“We have to be focused on what we want to enable,” said a Mr. Gomes to employees on the project. “And then when the opening happens we are ready for it.”
“I wish ourselves the best of luck in actually reaching our destination as soon as possible,” Gomes said in a committee hearing.
The company’s head of search quickly shut down any talk of goals for China during a Q&A at a conference in October.
Google CEO Sundar Pichai tells #GoogleHearing they were just “exploring” what a censored search app for China “looks like”.
This is what an internal source had to say about that https://t.co/u73ZLwqMU2 @rj_gallagher pic.twitter.com/lCoSUit87J
— Joe Westby (@JoeWestby) December 11, 2018
Google CEO Sundar Pichai is currently being grilled by Congress on the company’s potential plans in China as it relates to Internet censorship.
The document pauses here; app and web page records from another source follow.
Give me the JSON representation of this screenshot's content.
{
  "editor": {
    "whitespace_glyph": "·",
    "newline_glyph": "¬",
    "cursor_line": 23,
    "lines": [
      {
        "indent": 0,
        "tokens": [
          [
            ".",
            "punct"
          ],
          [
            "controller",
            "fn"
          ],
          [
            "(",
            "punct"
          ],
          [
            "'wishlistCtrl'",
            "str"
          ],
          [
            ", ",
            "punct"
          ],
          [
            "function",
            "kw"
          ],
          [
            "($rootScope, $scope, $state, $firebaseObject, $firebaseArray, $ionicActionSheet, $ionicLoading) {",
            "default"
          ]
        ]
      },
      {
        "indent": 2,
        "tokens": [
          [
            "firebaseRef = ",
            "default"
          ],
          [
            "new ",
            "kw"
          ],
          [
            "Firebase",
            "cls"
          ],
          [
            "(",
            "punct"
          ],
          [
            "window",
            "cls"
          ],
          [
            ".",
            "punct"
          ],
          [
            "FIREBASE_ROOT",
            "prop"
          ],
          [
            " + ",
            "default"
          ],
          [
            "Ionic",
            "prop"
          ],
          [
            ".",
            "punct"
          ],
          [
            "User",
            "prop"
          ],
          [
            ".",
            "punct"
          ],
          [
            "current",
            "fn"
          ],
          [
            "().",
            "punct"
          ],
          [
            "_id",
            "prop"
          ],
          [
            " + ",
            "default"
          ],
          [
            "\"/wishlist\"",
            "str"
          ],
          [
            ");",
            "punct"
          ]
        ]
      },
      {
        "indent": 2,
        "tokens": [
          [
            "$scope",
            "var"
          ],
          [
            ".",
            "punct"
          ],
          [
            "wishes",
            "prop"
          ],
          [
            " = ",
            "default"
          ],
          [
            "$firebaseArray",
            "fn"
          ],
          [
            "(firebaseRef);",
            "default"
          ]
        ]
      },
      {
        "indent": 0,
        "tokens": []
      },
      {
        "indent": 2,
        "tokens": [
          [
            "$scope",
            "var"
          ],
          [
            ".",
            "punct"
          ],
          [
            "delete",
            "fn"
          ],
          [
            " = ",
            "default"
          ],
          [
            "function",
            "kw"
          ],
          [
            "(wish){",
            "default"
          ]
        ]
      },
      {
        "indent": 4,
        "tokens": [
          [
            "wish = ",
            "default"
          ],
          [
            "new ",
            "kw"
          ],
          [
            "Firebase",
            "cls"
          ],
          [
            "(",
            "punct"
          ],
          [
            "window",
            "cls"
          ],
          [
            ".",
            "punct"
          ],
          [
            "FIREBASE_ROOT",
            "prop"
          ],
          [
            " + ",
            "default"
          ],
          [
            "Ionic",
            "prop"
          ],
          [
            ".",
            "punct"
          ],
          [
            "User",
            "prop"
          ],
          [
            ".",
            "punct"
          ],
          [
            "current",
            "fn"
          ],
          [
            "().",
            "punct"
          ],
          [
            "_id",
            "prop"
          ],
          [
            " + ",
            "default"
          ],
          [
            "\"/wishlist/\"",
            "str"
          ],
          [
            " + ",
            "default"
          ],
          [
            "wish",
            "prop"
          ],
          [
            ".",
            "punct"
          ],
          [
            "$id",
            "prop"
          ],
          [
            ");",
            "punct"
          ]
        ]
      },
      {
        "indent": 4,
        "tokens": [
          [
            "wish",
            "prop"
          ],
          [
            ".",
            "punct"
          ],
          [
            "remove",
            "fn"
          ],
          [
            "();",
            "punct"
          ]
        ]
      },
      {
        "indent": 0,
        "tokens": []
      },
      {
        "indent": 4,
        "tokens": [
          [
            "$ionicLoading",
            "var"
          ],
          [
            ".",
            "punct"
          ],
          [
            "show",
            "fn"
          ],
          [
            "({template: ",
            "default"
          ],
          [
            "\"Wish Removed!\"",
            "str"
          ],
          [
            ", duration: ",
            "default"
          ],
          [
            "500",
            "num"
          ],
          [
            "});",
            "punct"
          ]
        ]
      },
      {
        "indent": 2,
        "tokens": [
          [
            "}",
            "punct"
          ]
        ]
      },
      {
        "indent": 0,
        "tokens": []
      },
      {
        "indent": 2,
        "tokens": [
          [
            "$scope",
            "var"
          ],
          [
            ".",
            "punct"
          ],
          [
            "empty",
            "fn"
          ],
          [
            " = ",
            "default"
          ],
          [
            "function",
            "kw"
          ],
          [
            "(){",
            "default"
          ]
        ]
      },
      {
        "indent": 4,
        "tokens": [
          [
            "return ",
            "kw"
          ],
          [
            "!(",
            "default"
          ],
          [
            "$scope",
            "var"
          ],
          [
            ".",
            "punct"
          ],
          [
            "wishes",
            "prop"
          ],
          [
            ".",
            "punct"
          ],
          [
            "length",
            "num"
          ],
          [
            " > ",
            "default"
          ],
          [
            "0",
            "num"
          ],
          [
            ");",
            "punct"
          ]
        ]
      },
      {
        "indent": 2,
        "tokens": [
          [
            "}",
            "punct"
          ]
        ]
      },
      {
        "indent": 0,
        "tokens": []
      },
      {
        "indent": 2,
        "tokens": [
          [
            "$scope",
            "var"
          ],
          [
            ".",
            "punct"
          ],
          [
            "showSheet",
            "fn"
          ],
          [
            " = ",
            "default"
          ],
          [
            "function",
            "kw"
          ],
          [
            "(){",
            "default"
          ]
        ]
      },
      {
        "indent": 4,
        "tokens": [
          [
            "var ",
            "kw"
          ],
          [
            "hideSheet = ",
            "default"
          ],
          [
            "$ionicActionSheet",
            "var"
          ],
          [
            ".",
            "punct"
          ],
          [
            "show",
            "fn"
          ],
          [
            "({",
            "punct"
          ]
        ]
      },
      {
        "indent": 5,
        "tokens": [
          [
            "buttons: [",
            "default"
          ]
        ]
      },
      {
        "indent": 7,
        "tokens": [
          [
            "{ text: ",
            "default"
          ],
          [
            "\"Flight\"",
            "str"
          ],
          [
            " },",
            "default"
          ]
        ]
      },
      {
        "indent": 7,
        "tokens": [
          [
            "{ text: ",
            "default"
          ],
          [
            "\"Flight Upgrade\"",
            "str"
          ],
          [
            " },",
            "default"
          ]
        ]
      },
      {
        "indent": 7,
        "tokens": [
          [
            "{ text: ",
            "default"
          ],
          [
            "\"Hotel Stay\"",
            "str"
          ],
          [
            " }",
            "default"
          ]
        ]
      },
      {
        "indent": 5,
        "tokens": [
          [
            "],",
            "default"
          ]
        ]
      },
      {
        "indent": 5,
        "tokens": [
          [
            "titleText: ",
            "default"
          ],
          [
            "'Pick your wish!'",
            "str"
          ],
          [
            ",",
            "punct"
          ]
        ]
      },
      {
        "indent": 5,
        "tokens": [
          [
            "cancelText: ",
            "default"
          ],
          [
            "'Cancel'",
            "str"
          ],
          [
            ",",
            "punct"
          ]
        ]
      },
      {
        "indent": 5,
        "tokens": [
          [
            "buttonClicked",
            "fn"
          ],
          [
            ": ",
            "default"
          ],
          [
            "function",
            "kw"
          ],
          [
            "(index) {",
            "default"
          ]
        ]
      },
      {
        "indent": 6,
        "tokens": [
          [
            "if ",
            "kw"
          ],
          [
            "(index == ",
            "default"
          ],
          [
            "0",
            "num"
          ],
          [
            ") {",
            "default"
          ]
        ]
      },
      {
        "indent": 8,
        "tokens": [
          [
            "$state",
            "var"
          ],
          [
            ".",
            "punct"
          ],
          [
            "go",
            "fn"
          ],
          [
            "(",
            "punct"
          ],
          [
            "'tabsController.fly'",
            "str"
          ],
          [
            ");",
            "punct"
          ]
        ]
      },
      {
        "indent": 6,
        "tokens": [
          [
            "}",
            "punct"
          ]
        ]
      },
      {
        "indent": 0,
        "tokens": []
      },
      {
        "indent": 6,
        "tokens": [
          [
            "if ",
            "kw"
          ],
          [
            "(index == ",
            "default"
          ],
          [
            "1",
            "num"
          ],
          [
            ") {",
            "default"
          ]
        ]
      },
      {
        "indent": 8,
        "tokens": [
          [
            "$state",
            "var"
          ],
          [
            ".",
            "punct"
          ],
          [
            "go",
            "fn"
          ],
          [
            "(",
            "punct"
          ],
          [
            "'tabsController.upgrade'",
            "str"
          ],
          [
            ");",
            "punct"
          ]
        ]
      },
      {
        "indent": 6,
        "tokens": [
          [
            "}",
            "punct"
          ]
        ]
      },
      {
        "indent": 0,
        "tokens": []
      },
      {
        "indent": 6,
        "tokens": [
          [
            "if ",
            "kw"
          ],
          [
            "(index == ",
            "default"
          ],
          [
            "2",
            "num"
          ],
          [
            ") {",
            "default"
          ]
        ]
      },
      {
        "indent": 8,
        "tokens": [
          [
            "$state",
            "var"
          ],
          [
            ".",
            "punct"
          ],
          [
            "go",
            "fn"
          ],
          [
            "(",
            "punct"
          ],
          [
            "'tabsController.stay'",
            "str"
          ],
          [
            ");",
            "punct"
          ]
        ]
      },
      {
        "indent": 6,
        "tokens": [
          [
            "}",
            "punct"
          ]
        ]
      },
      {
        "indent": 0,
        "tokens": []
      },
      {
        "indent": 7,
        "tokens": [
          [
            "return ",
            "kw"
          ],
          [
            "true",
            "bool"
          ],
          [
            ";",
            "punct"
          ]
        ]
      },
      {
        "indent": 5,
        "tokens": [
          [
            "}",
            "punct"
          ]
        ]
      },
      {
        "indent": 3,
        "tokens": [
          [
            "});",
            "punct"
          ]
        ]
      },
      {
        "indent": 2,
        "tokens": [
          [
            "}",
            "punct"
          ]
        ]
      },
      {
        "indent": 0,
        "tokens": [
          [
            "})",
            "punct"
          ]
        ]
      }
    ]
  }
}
Will a censorship search engine happen in the U.S.?
One could argue it already is happening with changing algorithms that make it difficult once-popular websites to be seen and heard. Google is currently in hot water over accusations that it shows political bias in search results. One could argue that the Fake News theater was just one brick laid in the road to widespread censorship.
Digital rights defenders warn that that Dragonfly “is likely to set a terrible precedent for human rights and press freedoms worldwide.”
One can see a pattern that China’s nation seems to be the “test ground” for unfortunate social engineering projects and its influence is spreading since even business is changing in order to get in with this quick-growing superpower.
Will Google halt this work or is the allure of this powerful tech and opening up commercial markets just too tempting to resist?
What do you think?
“Chinese government certainly isn’t alone in its readiness to stifle freedom of expression, and to use surveillance to repress dissent.” Correct; American academia is right there alongside them.
There are a lot of things I could say concerning Dragonfly that would offend many people, even though they are true. But the central issue here is that Google has become greedy such that they have thrown ethical issues under the bus.
I avoid using Google products as much as possible. I never knowingly click through on a Google sponsored ad.
My prediction, based on unspoken issues alluded to above, is that Google will still try to get Dragonfly approved and operational.
Google’s ethics remind me of… government.